In QUEEN OF DREAMS, Chitra Banerjee Divakaruni once more spins a fresh, spellbinding story of transformation. Rakhi, a young artist and divorced mother living in Berkeley, California, is struggling to keep her footing, with her family and her world in alarming transition. Her mother is a dream-teller, born with the ability to share and interpret the dreams of others, to foresee and guide them through their fates. This gift fascinates Rakhi, but also isolates her from her mother's past in India and the dream world she inhabits, and she longs for something to bring them closer. Caught beneath the burden of her painful secret, Rakhi's solace comes in the discovery, after her mother's death, of her dream journals, which begin to open the long-closed doors to her past. As Rakhi's mother writes 'A dream is a telegram from the hidden world'.In lush elegant prose, Divakaruni has crafted a vivid and enduring dream that reveals hidden truths about the world we live in, from which readers will be reluctant to wake.
Quite Ugly One Morning
By Christopher Brookmyre
Yeah, yeah, the usual. A crime. A corpse. A killer. Heard it. Except this stiff happens to be a Ponsonby, scion of a venerable Edinburgh medical clan, and the manner of his death speaks of unspeakable things. Why is the body displayed like a slice of beef? How come his hands are digitally challenged? And if it's not the corpse, what is that awful smell?A post-Thatcherite nightmare of frightening plausibility, QUITE UGLY ONE MORNING is a wickedly entertaining and vivacious thriller, full of acerbic wit, cracking dialogue and villains both reputed and shell-suited.

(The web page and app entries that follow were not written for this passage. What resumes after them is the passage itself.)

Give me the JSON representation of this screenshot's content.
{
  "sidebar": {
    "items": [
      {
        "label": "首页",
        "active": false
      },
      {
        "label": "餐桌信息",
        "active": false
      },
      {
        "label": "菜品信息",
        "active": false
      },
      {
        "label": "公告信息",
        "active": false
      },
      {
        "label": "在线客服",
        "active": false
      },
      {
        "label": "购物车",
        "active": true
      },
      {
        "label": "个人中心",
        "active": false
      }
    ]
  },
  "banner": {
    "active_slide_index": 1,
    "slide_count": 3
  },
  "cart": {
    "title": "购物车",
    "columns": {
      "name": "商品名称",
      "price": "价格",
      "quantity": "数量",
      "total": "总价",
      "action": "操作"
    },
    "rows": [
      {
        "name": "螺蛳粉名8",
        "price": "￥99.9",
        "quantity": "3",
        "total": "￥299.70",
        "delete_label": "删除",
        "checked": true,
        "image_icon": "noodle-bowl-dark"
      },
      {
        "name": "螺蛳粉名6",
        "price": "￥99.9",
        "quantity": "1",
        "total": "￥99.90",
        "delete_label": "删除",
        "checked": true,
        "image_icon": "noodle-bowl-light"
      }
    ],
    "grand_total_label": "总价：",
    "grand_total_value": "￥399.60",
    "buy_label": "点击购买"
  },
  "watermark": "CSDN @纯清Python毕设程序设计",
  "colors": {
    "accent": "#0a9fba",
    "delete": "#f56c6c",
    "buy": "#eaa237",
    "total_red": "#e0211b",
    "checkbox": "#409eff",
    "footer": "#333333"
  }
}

The Quark And The Jaguar
By Murray Gell-mann
This book is about how the wonderful diversity of the universe can arise out of a set of fairly simple basic laws. It is written by an expert in both the fundamental laws and the complex structures that they can produce.' Stephen Hawking's acclaim of Murray Gell-Mann's literary debut is typical of the reception the book received on first publication in 1994.From one of the twentieth century's greatest scientists comes this unique, highly personal vision of the connections between the basic laws of physics and the complexity and diversity of the natural world. THE QUARK AND THE JAGUAR - the simple and the complex - is an irresistibly engaging and rewarding introduction to the life's work of physicist, polymath and Nobel Laureate Murray Gell-Mann.
The Queen Of The Tambourine
By Jane Gardam
Eliza Peabody is one of those dangerously blameless women who believe they have God in their pocket. She is a modern-day Florence Nightingale, always up at the Hospice or the Wives' club; she is too enthusiastic; she talks too much. Her concern for the welfare of her wealthy south London neighbours even extends to ingenuous, well-meaning notes of unsolicited advice under the door.It is just such a one-sided correspondence that heralds Eliza's undoing. Did her letter have something to do with Joan's abrupt disappearance from number forty-one? What to make of the long absences of her husband and Joan's, and of the two men's new, inseparable friendship? And why will no one else on Rathbone Road speak of Joan? As Eliza's own life seems to disintegrate, she finds that, despite the pity and embarrassment with which her neighbours greet her, she is at last being drawn into their lives - although not in the way she had once fantasised about. This is a sharp, poignant and wickedly funny tale of love, heartache and disillusionment.